Horizon, a fuel cell manufacturing company from Singapore, has recently unveiled a small hydrogen fuel cell charger that could juice your gadgets (PDA, phone, MP3, etc). It’s called MiniPAK, and it uses refillable solid-state hydrogen cartridges (called HydroSTIK) to store its power.
The MiniPAK’s power output is 2.5W (5V, 400mA), just like your regular charger (more or less). It features a standard USB port and various cables that you can use.
It also comes with 2 refillable and ready to use solid state hydrogen cartridges. While the term “solid state” makes me a bit confused, reading further on their website I enlighten myself and see that these tanks are storing hydrogen into metal alloys, with pressures “under 10 bars in normal temperature conditions, and not exceeding 20 to 30 bars at elevated temperatures.” This sounds safe enough, considering that standard hydrogen tanks can go up to 5,000 psi (344 bar). However, I wouldn’t want one of these exploding anywhere near me. I guess they thought of that, too.
The HydroSTIK can be juiced up using a home charger that can be either powered from the grid or from a solar panel. Considering the system’s overall efficiency (fuel cell, hydrogen storage, solar cell), my guess that, while not being exceedingly efficient, this solar-powered hydrogen fuel cell really saves… CO2. But not your money.
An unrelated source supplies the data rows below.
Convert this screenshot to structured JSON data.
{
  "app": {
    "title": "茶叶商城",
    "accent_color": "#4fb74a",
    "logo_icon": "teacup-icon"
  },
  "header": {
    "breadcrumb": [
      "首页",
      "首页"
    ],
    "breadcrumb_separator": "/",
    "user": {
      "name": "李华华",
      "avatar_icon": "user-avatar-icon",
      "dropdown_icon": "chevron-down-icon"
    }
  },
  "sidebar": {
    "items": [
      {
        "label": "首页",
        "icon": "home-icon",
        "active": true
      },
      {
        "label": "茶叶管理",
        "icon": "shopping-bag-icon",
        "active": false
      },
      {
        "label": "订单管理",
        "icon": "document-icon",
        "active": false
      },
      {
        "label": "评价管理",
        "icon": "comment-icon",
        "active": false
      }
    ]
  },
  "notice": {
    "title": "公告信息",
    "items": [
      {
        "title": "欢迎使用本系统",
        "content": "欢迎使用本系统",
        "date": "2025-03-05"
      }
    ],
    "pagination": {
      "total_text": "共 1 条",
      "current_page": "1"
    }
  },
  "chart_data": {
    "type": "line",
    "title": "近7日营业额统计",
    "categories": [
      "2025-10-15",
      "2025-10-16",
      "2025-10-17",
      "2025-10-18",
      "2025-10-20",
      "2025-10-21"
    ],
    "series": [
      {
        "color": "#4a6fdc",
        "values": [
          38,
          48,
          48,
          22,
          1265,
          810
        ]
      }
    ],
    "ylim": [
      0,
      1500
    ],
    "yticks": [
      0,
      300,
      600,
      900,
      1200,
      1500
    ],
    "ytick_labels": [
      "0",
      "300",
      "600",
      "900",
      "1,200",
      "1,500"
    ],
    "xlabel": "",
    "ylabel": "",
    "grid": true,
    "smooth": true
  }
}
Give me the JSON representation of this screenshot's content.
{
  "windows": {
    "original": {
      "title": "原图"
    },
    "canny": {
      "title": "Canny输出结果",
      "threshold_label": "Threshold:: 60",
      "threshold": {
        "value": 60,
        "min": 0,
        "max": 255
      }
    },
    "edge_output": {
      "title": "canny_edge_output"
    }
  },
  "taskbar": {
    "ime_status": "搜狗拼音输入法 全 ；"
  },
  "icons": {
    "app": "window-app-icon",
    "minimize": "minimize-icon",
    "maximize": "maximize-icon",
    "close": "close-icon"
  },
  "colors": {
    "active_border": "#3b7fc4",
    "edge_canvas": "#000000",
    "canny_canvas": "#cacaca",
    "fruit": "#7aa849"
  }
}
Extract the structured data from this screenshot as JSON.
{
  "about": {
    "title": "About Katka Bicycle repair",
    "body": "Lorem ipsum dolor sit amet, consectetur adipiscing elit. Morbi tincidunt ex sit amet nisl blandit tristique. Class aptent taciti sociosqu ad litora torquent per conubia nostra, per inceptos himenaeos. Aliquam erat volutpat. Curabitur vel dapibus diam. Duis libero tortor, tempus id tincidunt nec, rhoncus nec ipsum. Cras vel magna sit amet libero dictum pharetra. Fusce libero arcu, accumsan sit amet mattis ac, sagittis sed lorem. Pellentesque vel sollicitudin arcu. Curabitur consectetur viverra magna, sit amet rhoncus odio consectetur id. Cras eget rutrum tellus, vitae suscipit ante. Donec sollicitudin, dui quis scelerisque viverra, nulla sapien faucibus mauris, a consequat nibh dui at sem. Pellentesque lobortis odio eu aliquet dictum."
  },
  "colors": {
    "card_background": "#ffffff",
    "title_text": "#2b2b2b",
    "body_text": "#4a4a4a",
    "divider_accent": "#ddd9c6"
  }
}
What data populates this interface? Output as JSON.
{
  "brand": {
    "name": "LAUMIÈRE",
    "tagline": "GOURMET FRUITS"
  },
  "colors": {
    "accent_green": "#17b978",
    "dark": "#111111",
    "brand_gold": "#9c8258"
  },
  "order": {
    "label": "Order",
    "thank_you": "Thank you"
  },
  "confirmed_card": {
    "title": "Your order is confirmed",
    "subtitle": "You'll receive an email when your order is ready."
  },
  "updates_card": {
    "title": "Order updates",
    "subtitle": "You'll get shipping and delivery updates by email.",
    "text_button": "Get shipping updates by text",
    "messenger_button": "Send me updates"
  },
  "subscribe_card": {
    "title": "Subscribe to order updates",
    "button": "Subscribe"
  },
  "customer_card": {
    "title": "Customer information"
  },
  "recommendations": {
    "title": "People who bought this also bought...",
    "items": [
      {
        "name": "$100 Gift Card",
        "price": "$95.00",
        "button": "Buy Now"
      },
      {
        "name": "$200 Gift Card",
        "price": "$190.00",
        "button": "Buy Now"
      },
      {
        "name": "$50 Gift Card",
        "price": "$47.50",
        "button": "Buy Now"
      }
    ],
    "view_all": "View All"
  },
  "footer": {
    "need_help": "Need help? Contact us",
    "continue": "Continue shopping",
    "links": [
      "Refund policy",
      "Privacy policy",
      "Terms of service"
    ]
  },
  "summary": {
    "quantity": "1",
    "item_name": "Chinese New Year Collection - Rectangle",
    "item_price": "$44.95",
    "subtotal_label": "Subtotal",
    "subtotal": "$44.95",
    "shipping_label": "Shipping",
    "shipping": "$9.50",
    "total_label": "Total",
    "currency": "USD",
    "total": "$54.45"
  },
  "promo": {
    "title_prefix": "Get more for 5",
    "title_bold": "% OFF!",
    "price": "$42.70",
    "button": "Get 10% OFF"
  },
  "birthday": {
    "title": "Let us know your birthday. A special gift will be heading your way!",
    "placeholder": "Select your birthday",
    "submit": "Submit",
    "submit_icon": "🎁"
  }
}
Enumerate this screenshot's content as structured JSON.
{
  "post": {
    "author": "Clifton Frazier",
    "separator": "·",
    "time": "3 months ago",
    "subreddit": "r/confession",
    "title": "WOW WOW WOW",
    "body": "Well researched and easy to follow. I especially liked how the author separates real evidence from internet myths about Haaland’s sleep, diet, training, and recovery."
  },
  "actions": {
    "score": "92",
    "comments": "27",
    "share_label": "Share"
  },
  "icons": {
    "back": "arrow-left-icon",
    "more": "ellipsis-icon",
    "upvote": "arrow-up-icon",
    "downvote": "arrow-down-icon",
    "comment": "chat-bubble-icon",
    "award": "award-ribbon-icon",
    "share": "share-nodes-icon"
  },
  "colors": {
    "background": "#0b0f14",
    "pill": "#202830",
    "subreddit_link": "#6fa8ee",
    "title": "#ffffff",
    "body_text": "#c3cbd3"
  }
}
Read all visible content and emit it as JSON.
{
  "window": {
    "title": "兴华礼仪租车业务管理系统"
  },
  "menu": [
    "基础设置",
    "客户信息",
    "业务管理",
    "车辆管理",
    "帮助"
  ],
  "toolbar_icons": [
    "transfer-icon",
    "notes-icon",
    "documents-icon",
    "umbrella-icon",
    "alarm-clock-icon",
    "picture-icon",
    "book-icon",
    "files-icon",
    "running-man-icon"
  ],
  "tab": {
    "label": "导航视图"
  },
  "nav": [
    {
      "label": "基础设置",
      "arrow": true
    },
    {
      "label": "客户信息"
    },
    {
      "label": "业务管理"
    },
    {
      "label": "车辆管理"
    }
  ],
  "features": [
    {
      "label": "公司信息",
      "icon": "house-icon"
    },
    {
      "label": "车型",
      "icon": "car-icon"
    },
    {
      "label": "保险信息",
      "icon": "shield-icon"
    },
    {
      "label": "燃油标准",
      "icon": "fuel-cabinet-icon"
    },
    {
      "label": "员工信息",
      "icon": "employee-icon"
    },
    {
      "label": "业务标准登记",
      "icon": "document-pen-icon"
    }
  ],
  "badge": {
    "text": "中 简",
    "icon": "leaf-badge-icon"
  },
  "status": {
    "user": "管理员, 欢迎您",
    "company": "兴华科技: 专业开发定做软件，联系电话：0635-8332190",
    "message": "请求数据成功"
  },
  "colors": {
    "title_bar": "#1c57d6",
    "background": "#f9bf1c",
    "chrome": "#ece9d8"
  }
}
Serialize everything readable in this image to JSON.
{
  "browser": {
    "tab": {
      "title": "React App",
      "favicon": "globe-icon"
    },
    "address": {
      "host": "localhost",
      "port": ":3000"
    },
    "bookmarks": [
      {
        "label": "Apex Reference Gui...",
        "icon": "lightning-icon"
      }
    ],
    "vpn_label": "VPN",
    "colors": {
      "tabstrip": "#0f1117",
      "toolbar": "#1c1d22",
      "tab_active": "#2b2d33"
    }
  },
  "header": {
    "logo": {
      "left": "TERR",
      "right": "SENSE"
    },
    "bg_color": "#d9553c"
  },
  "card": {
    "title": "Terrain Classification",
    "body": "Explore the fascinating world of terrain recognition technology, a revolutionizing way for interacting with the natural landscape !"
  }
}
The MiniPAK costs around $100, but the home recharging station doesn’t has a fixed price yet, and I don’t think of anything cheaper than $100.
The best part in this (and this is the main reason I’d buy one, except for the CO2 savings) is that one charge of hydrogen lasts as much as 1,000 batteries the same size. And that says it all.